Karl Wratschko

Cast and Credits

 T. alt.: [Petrograd in the Sign of Revolution] 35mm. L.: 72 m (frammento). D.: 3’ a 18 f/s. Tinted and toned.

DIE MUNITIONSFABRIK MANFRED WEISS IN BUDAPEST–CEPEL IM WELTKRIEG

Film Notes

“It has to be said right away, this film […] represents a high point of cinematographic craftsmanship”. A fundamentally enthusiastic review published by the magazine “Der Kinobesitzer” after a promotional screening by the production company Sascha-Film manages to dress this film’s pictures of household items and church bells being manufactured into ammunition as a proof of technical ability and productiveness. “We could watch the transformation of church bells into copper and learn how the copper was made into brass, how scrap metal turned into steel and then into perfect artillery missiles”. Contemporary audiences, though, might have been fascinated by this intriguing piece of cinematographic work because it was an uncommonly frank document showing the general shortage of resources that affected both the military and everyday routine within the borders of the Austrian-Hungarian monarchy by 1917.

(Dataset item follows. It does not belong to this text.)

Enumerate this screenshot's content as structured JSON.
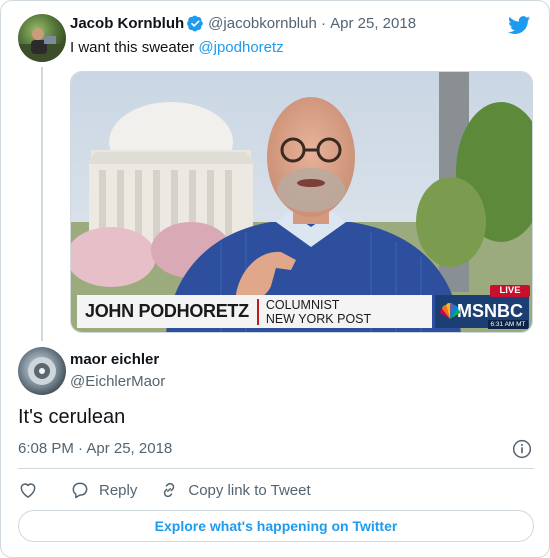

Anna Dobringer

Cast and Credits

T. int.: [Munitions Factory of Manfred Weiss, Budapest]. Prod.: Sascha-Film 35mm. L.: 143 m. D.: 6’ a 20 f/s. Bn.

AZ OBSITOS

Film Notes

The literary source was a play adapted from an operetta that had great success before WWI in Hungary, but also played in Vienna and in the USA. The film takes place in a village and on the front lines; the plot was well-known. A lovelorn young man leaves his parental home, his mother and beautiful sister.
He becomes a soldier, fights for years and in the meantime meets a fellow soldier who is his double and stays with him until the very last moment. This friend wants to bring the news about the protagonist’s death home, but the family mistakes him for their son, not knowing he is already dead. The film is a bold indictment of the war. At the beginning and the end, the angel of peace appears at the front to reconcile the soldiers fighting against each other. Surprisingly, it presents the war as if it had already ended.
The director was a disabled soldier and this was one of his first films. His male protagonists are also veterans; one of them served on the front lines in Italy and France. With few exceptions, the scenes were shot outdoors, not in a studio, which created a sensation at the time. There was nothing artificial about the actors as some of them stood before the cameras without any previous experience. This sometimes leads us to feel as if we were watching an early neorealist film.
The film survived in a 17.5 mm Pathé Rural print, making the film restoration very difficult in the late 1980’s, when technologies were considerably less advanced then today. The print we are presenting is therefore far from being perfect. This film marked the beginning of the restoration of silent films in the Hungarian National Film Archive and the print is far from perfect.

Márton Kurutz

Cast and Credits

T. int.: The Soldier on Leave. Scen.: da una pièce di Károly Bakonyi. F.: Béla Zsitkovszky. Int.: Ilona Mattyasovszky (Juliska), Attila Petheő (Gyuri), Ottó Torday (András), Juci Boyda (Málcsika), Margit Papír (Málcsika da giovane), Ágh Ilona Veszpréminé (madre di Gyuri), János Komjáthy (Mózsi Buzogány), Gusztáv Vándory (Józsi). Prod.: Astra Film Budapest. 35mm (blow-up from a 17,5mm print). Bn